“Fragmentation of care is of concern because it diminishes continuity and coordination of care, resulting in more emergency department use, hospitalizations, diagnostic interventions, and adverse events. The VA serves an especially large number of persons with chronic medical conditions or behavioral health diagnoses – populations especially vulnerable to untoward consequences resulting from fragmented care,” Kizer wrote.
There is even some data suggesting that vets who get some care in the VA and some outside are more likely to be rehospitalized and die within a year than VA-only users, although the data is limited. The new choices by expanded coverage options could also mean more veterans end up getting care outside the VA system – from doctors who may not be as well-versed in the medical problems prevalent among vets (including PTSD) or the resources available to help them. There could be some good local stories on this aspect – and on the broader issue of whether mental health providers in the community are plugged into the needs of veterans, whether or not they are eligible for the VA itself.
There are also a bunch of questions about financing – and these too are worth a local look. If more vets seek care outside the VA, will that mean that some low-volume rural VA services will be cut back? How will that affect the remaining vets who want to get those services from the VA? Will coverage expansion in general – not just for vets – lure more doctors and nurses and physical therapists etc out of the VA to meet the higher demand for health providers among the newly insured? And will the increased options for vets cost the government money? For instance, the government may be making redundant payments now – think about a vet over age 65 who gets some care in the VA and is also enrolled in a government-subsidized Medicare Advantage plan, or is a dual-eligible getting subsidized Medicare, Medicaid – and VA care. Will this kind of duplicative payments rise if vets get subsidized coverage through Medicaid or the exchange – and also draw on VA services? Is anyone in your state even thinking about this? Kizer suggests research needs to be done on this, and says Florida, Texas and California – together home to nearly one in four vets – would be good places to start.

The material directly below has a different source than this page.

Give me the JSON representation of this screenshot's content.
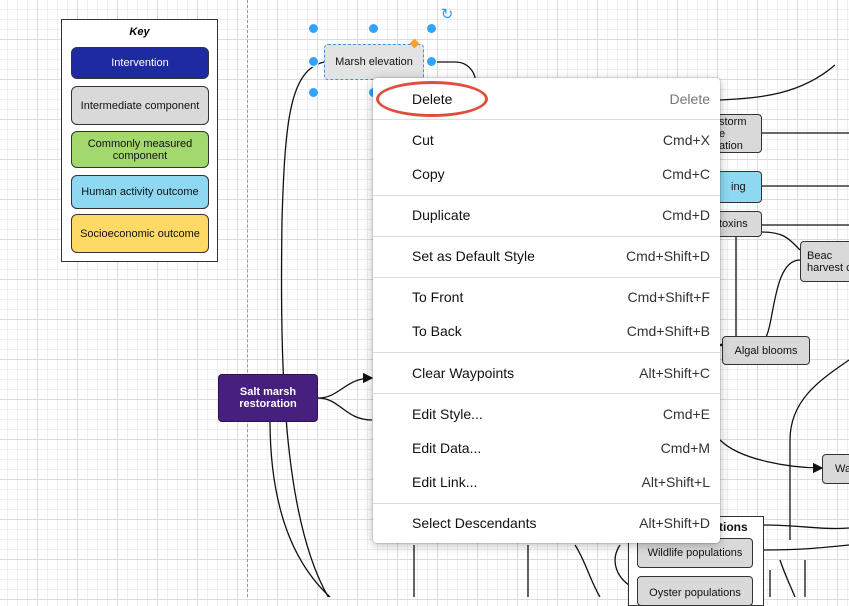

He raises other questions about the health care work force, the safety net, the oft-neglected needs of women vets but concludes with a call to recognize that “providing health care for veterans is an ongoing cost of foreign policy foreign policy and national defense strategies and that the nation has a long-standing social contract with veterans to ensure that those who have experienced harm during military service have ready access to health care.”